Celeste Krenz was born and raised in North Dakota. She started writing songs at age 15 and continued writing through college (with time off traveling around the country as a full time musician). After returning and earning a marketing degree from the University of North Dakota, Celeste moved to Denver in 1990 where, before long, she developed a loyal following in a community that appreciated the honesty and warmth of her songs and voice. Not a newcomer to the music scene, she released four independent albums between 1993 and 1998, with "Slow Burning Flame" produced by Tim O’Brien and Bob Tyler, reaching #11 on music trade magazine GAVIN's Americana radio airplay chart. Blix Street Records, a specialty label that has built its reputation distributing some of the finest Celtic, folk and world music on the market, signed Celeste in 1999. They recognized her appeal to the same audience that had reacted strongly to other Blix Street artists, including Irish vocalist Mary Black, Scotland's Dougie MacLean and the late Eva Cassidy. Using some of the songs from the last independent project, Wishin’ as the nucleus, Celeste went back into the studio to record what has become the CELESTE album.
Now settled in her Nashville home, Krenz continues to grow as a performer and writer. Celeste’s voice, described as, “a pure, sweet voice, as smooth as the great American plains” has been embraced by audiences across the country. Robert K. Oermann of Music Row Magazine writes “The purest folk voice I’ve heard in years, and that little catch in her throat gives it just a touch of hillbilly soul. I was so enchanted that I practically held my breath.”
For more information on Celeste Krenz, visit her web site at: www.celestekrenz.com.

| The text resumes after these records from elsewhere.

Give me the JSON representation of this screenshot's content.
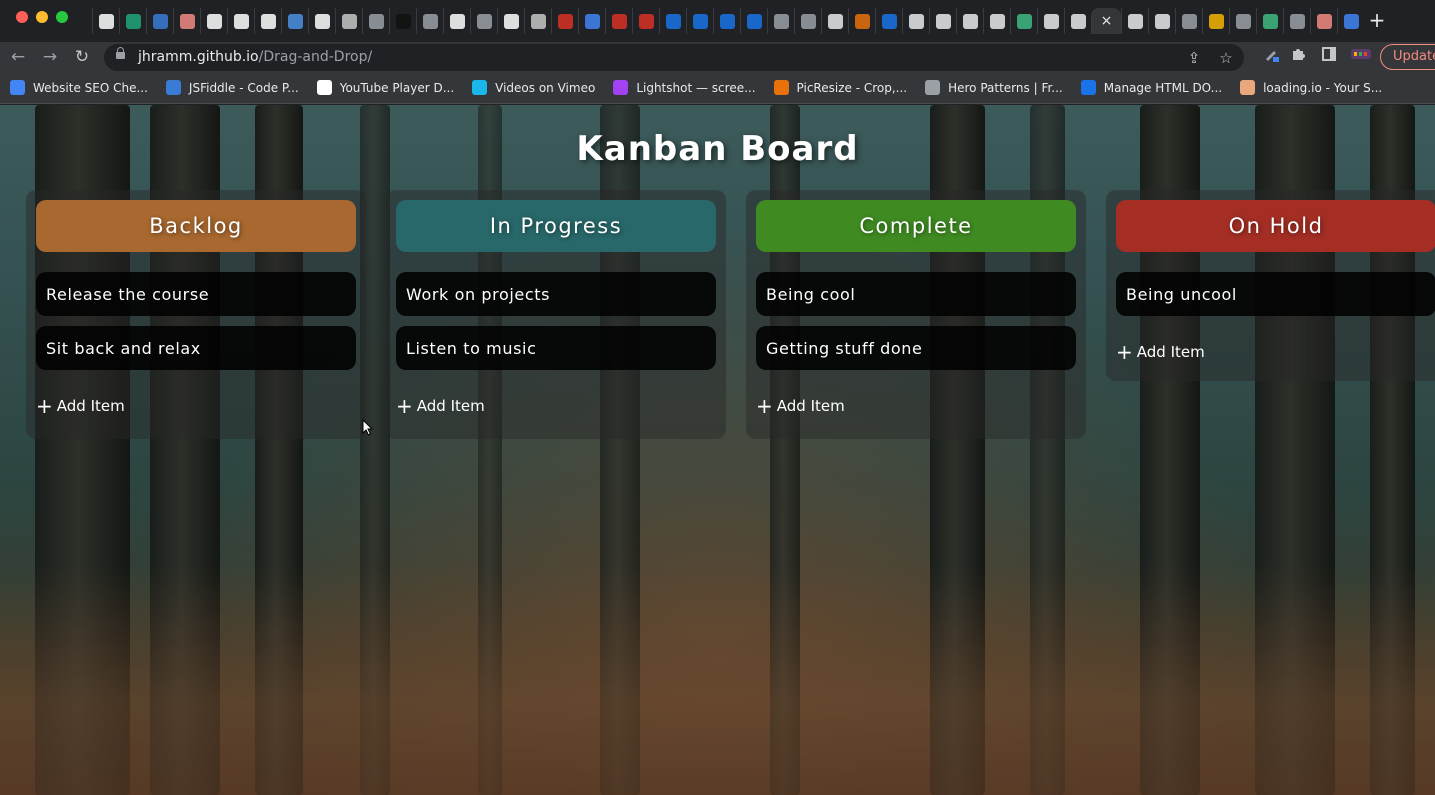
{
  "browser": {
    "tabs": {
      "favicons": [
        {
          "icon": "google-icon",
          "color": "#ffffff"
        },
        {
          "icon": "d-icon",
          "color": "#21a67a"
        },
        {
          "icon": "crescent-icon",
          "color": "#3a7bd5"
        },
        {
          "icon": "code-icon",
          "color": "#f28b82"
        },
        {
          "icon": "wikipedia-icon",
          "color": "#ffffff"
        },
        {
          "icon": "is-icon",
          "color": "#ffffff"
        },
        {
          "icon": "google-icon",
          "color": "#ffffff"
        },
        {
          "icon": "colorful-icon",
          "color": "#4a90e2"
        },
        {
          "icon": "google-icon",
          "color": "#ffffff"
        },
        {
          "icon": "chrome-icon",
          "color": "#c4c7c5"
        },
        {
          "icon": "globe-icon",
          "color": "#9aa0a6"
        },
        {
          "icon": "dark-icon",
          "color": "#111111"
        },
        {
          "icon": "globe-icon",
          "color": "#9aa0a6"
        },
        {
          "icon": "google-icon",
          "color": "#ffffff"
        },
        {
          "icon": "globe-icon",
          "color": "#9aa0a6"
        },
        {
          "icon": "codesandbox-icon",
          "color": "#ffffff"
        },
        {
          "icon": "chrome-icon",
          "color": "#c4c7c5"
        },
        {
          "icon": "red-shield-icon",
          "color": "#d93025"
        },
        {
          "icon": "triangle-icon",
          "color": "#4285f4"
        },
        {
          "icon": "red-x-icon",
          "color": "#d93025"
        },
        {
          "icon": "red-x-icon",
          "color": "#d93025"
        },
        {
          "icon": "doc-icon",
          "color": "#1a73e8"
        },
        {
          "icon": "doc-icon",
          "color": "#1a73e8"
        },
        {
          "icon": "doc-icon",
          "color": "#1a73e8"
        },
        {
          "icon": "doc-icon",
          "color": "#1a73e8"
        },
        {
          "icon": "globe-icon",
          "color": "#9aa0a6"
        },
        {
          "icon": "globe-icon",
          "color": "#9aa0a6"
        },
        {
          "icon": "m-icon",
          "color": "#e8eaed"
        },
        {
          "icon": "w3-icon",
          "color": "#e8710a"
        },
        {
          "icon": "w3-icon",
          "color": "#1a73e8"
        },
        {
          "icon": "m-icon",
          "color": "#e8eaed"
        },
        {
          "icon": "github-icon",
          "color": "#e8eaed"
        },
        {
          "icon": "github-icon",
          "color": "#e8eaed"
        },
        {
          "icon": "github-icon",
          "color": "#e8eaed"
        },
        {
          "icon": "vue-icon",
          "color": "#41b883"
        },
        {
          "icon": "github-icon",
          "color": "#e8eaed"
        },
        {
          "icon": "github-icon",
          "color": "#e8eaed"
        }
      ],
      "active_tab_close": "×",
      "favicons_after": [
        {
          "icon": "github-icon",
          "color": "#e8eaed"
        },
        {
          "icon": "github-icon",
          "color": "#e8eaed"
        },
        {
          "icon": "globe-icon",
          "color": "#9aa0a6"
        },
        {
          "icon": "image-icon",
          "color": "#f4b400"
        },
        {
          "icon": "folder-icon",
          "color": "#9aa0a6"
        },
        {
          "icon": "vue-icon",
          "color": "#41b883"
        },
        {
          "icon": "folder-icon",
          "color": "#9aa0a6"
        },
        {
          "icon": "code-icon",
          "color": "#f28b82"
        },
        {
          "icon": "flag-icon",
          "color": "#4285f4"
        }
      ],
      "new_tab": "+"
    },
    "toolbar": {
      "back": "←",
      "forward": "→",
      "reload": "↻",
      "url_host": "jhramm.github.io",
      "url_path": "/Drag-and-Drop/",
      "share": "⇪",
      "star": "☆",
      "update_label": "Update"
    },
    "bookmarks": [
      {
        "label": "Website SEO Che...",
        "icon": "link-icon",
        "color": "#4285f4"
      },
      {
        "label": "JSFiddle - Code P...",
        "icon": "cloud-icon",
        "color": "#3a7bd5"
      },
      {
        "label": "YouTube Player D...",
        "icon": "colorful-icon",
        "color": "#ffffff"
      },
      {
        "label": "Videos on Vimeo",
        "icon": "vimeo-icon",
        "color": "#1ab7ea"
      },
      {
        "label": "Lightshot — scree...",
        "icon": "feather-icon",
        "color": "#a142f4"
      },
      {
        "label": "PicResize - Crop,...",
        "icon": "grid-icon",
        "color": "#e8710a"
      },
      {
        "label": "Hero Patterns | Fr...",
        "icon": "globe-icon",
        "color": "#9aa0a6"
      },
      {
        "label": "Manage HTML DO...",
        "icon": "d-icon",
        "color": "#1a73e8"
      },
      {
        "label": "loading.io - Your S...",
        "icon": "loading-icon",
        "color": "#e8a87c"
      }
    ]
  },
  "board": {
    "title": "Kanban Board",
    "columns": [
      {
        "title": "Backlog",
        "color": "#a8682f",
        "items": [
          "Release the course",
          "Sit back and relax"
        ],
        "add_label": "Add Item"
      },
      {
        "title": "In Progress",
        "color": "#28686a",
        "items": [
          "Work on projects",
          "Listen to music"
        ],
        "add_label": "Add Item"
      },
      {
        "title": "Complete",
        "color": "#3f8b22",
        "items": [
          "Being cool",
          "Getting stuff done"
        ],
        "add_label": "Add Item"
      },
      {
        "title": "On Hold",
        "color": "#a42e24",
        "items": [
          "Being uncool"
        ],
        "add_label": "Add Item"
      }
    ],
    "add_icon": "+"
  }
}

~ learn ~
Cynthia Jelleberg, North Dakota Art Teacher
Cynthia Jelleberg’s roots herald from the prairies of North Dakota, a farm gal who experienced pure seasonal color and vast displays of natural creation. She received a teaching degree in the arts and moved to Montana, only to return back to the plains a few years later to teach visual art at Magic City Campus in Minot, North Dakota.
Cynthia, along with her husband, later created the Dakotah Rose Bed & Breakfast, a Minot historic home renovation. It began as an entrepreneurial adventure towards design, hospitality, and restaurant industry. The home became a canvas of 8,000 square feet for Cynthia to create upon.
Currently, Cynthia is a faculty member at the Turtle Mountain Community College in Belcourt, North Dakota. She began the Fine Arts program in 1999 with two art courses and today the college offers twelve art classes throughout the school year. Her students have won numerous awards at the annual American Indian Higher Education Consortium competition, and recently two student’s artworks were selected for the American Indian College Fund 2006 calendar.
Cynthia believes that artistic inspiration can be transferred from teacher to student, and just as often, from student to teacher. She enjoys working with students, young and old, embracing their struggles and successes, and gaining personal growth from their insight and many times, their enlightenment.